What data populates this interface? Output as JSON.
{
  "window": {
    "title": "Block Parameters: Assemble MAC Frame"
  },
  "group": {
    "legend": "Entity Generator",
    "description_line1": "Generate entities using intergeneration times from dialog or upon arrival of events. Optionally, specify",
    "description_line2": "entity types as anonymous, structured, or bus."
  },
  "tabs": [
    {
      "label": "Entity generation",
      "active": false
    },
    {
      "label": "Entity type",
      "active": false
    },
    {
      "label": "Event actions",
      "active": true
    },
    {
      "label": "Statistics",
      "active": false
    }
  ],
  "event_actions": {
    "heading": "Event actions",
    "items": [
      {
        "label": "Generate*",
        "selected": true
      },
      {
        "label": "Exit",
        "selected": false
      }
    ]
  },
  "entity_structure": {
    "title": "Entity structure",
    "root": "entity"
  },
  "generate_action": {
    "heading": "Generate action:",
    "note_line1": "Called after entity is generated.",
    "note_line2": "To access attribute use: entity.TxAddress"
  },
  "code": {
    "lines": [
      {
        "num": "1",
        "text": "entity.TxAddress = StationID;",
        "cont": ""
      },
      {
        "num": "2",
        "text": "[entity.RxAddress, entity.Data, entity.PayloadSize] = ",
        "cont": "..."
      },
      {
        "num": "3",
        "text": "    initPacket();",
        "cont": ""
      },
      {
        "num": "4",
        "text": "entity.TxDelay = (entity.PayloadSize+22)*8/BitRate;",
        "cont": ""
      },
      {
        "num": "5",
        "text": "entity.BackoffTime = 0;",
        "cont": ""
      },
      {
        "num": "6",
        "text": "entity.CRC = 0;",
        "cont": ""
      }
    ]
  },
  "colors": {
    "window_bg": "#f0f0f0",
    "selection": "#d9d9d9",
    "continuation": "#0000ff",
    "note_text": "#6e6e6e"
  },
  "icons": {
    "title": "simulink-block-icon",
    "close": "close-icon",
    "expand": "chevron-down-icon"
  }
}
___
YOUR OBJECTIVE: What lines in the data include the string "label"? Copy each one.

WRITTEN SOLUTION:
      "label": "Entity generation",
      "label": "Entity type",
      "label": "Event actions",
      "label": "Statistics",
        "label": "Generate*",
        "label": "Exit",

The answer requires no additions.